[Stored data entries]
_ _ _

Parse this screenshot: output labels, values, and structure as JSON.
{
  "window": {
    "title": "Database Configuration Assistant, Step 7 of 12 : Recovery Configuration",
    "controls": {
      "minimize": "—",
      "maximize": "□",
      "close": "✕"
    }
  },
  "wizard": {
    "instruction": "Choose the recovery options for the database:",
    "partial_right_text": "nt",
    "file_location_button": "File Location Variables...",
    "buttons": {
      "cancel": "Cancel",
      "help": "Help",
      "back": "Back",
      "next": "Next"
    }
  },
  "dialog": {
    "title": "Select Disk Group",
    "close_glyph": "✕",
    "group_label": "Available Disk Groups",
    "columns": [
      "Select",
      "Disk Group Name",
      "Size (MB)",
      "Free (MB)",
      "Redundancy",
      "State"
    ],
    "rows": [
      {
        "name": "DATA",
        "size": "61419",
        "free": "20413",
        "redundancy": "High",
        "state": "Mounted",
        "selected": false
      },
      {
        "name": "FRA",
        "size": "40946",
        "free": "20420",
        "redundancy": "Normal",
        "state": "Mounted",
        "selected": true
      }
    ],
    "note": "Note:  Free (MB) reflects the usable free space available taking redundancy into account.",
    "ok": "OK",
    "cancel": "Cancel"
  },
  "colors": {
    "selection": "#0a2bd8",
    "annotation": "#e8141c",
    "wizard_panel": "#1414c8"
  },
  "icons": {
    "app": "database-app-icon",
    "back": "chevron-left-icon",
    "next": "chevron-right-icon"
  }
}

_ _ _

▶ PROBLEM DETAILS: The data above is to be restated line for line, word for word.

▶ SOLUTION TO THE PROBLEM:
Parse this screenshot: output labels, values, and structure as JSON.
{
  "window": {
    "title": "Database Configuration Assistant, Step 7 of 12 : Recovery Configuration",
    "controls": {
      "minimize": "—",
      "maximize": "□",
      "close": "✕"
    }
  },
  "wizard": {
    "instruction": "Choose the recovery options for the database:",
    "partial_right_text": "nt",
    "file_location_button": "File Location Variables...",
    "buttons": {
      "cancel": "Cancel",
      "help": "Help",
      "back": "Back",
      "next": "Next"
    }
  },
  "dialog": {
    "title": "Select Disk Group",
    "close_glyph": "✕",
    "group_label": "Available Disk Groups",
    "columns": [
      "Select",
      "Disk Group Name",
      "Size (MB)",
      "Free (MB)",
      "Redundancy",
      "State"
    ],
    "rows": [
      {
        "name": "DATA",
        "size": "61419",
        "free": "20413",
        "redundancy": "High",
        "state": "Mounted",
        "selected": false
      },
      {
        "name": "FRA",
        "size": "40946",
        "free": "20420",
        "redundancy": "Normal",
        "state": "Mounted",
        "selected": true
      }
    ],
    "note": "Note:  Free (MB) reflects the usable free space available taking redundancy into account.",
    "ok": "OK",
    "cancel": "Cancel"
  },
  "colors": {
    "selection": "#0a2bd8",
    "annotation": "#e8141c",
    "wizard_panel": "#1414c8"
  },
  "icons": {
    "app": "database-app-icon",
    "back": "chevron-left-icon",
    "next": "chevron-right-icon"
  }
}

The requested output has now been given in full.